The colors shown are assig­ned accor­ding to how many times a parti­ has had its loca­tion swapped during each frame scan. Interes­tingly this displays a lot of pat­ter­ning and also regu­larity too. Looking at even the very first preset using this colori­zation, I get the feeling that very many matrix sizes and rule sets are Turing complete, and it should be possible to create complex and fanci­ful compu­tations (starting with simple logic gates and moving up) much more quickly and easily than with Life. To this end I will shortly release a Pattern Editor - watch this space.

If you create anything with this or develop it further, please accredit my work when you do so, thanks! And feel free to brainstorm with me at robin@­robinnixon­.com. There is also a Reddit Discussion for this program, and here is the Github Repository.

Designed for Desktop Computers. Initial
Public Release: v0.82 January 26th 2021

CRITRS © 2021 Robin Nixon - Quick Reference Guide

General Keyboard Commands

  • A - Apply the next preselected world + rules
  • C - Clear the world
  • D - Hide/show the info Display
  • F - Draw a random Filled rectangle
  • G - Hide or show the Guide window
  • H - Toggle between Hard & soft borders
  • K - Copy world + rules to the Keyboard buffer
  • L - Draw a random Line
  • N - Choose a New set of random rules
  • O - Draw a random Open rectangle
  • P - Pause or restart animation
  • S - When pausing Step one frame
  • T - Toggle between color & monochrome
  • W - Write 'Critrs' on the world
  • < > - Increase or decrease resolution

General Mouse Actions

  • Mouse move - Relocate the cursor
  • Scroll wheel - Zoom in and out
  • Left click - Create a particle - Enters temporary Edit Mode
  • Right click - Delete a particle - Enters temporary Edit Mode

Keyboard + Mouse Buttons

  • Ctrl + Left - Draw a line
  • Ctrl + Right - Draw an open rectangle
  • Ctrl + Both - Draw a filled rectangle
  • Alt + Left - Create a rectangular selection
  • Alt + Right - Create a square selection
  • Shift + Left - Enter Edit mode

Edit Mode Controls

  • Shift + Mouse + Wheel - Pan & zoom
  • Esc - Exit Edit Mode
  • All other editing commands apply

Keyboard Selection Commands

  • Alt + B - Pop up the clipBoard window
  • Alt + F - Flip the selection top to bottom
  • Alt + M - Mirror the selection left to right
  • Alt + R - Rotate the selection 90° with scaling
  • Ctrl + C - Copy the selection
  • Ctrl + X - Cut the selection
  • Ctrl + V - Paste the selection at the mouse pointer

Clipboard Viewer

  • Left click - Toggle cell values
  • Esc - Exit Clipboard viewer

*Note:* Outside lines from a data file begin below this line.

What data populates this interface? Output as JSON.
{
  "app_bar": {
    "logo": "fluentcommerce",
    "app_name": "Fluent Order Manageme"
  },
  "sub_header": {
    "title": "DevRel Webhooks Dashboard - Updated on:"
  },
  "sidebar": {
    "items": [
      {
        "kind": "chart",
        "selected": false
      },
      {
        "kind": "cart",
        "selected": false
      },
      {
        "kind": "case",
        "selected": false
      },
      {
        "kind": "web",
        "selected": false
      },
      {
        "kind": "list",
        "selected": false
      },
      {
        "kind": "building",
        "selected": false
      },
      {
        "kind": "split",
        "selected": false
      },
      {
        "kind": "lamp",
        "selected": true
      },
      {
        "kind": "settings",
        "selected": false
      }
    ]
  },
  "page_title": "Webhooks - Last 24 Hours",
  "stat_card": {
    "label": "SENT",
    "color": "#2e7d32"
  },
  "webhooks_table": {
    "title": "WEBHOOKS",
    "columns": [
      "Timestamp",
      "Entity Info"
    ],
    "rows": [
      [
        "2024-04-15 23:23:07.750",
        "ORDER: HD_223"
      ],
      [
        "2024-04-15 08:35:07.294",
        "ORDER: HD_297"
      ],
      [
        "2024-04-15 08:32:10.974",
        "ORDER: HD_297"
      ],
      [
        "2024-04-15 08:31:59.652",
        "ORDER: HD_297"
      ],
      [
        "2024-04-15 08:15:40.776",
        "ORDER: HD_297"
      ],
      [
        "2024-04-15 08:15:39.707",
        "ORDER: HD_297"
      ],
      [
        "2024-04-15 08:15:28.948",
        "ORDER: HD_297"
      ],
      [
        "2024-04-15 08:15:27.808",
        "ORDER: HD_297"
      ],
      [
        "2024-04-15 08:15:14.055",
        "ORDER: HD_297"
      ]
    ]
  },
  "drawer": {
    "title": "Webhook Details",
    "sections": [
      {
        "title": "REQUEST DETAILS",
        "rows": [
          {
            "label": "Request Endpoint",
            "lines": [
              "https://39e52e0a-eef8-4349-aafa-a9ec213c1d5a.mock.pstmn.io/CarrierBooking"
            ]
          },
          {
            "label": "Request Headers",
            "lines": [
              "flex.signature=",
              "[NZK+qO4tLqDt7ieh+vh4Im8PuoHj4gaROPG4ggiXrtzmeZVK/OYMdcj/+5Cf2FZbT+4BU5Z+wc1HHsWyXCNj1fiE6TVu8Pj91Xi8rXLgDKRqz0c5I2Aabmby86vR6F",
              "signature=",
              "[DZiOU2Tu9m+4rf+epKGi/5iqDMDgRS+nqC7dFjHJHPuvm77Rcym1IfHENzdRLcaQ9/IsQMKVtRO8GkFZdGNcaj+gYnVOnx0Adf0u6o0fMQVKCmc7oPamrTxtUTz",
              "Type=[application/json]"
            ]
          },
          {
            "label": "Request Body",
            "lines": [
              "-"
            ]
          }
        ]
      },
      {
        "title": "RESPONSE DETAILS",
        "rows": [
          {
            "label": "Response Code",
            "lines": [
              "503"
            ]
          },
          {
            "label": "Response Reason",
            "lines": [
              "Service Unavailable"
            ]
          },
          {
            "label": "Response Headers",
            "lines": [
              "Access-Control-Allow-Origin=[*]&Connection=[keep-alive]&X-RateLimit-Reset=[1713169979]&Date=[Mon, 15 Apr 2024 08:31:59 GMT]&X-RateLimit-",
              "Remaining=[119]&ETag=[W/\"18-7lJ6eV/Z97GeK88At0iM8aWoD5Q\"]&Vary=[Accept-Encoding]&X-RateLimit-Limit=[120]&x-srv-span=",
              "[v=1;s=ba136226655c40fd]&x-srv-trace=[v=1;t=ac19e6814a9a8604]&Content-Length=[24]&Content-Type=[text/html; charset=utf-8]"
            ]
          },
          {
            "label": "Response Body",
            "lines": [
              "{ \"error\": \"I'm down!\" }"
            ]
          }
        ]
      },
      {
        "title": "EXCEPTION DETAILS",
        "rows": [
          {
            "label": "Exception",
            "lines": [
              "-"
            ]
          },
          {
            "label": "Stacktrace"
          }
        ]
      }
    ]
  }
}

Nixon's CRITRS

  • E - Enable or disable multiple passes
  • M - Toggle Mutations every 15 seconds
  • T - Track fast-moving, invisible particles
  • U - Use rules on only a 2 × 2 section
  • 1-9 - Select the number of rule columns
  • Shift + 1-9 - Select the number of rule rows

Conway's Game of Life Variations

  • Green Checkboxes - Neighbors needed for creation
  • Red Checkboxes - Neighbors needed for deletion

Wolfram's 256 Rules

  • [ ] - Select the previous or next rule
  • V - Change the Vertical offset
Currently suitable only for desk and laptop computers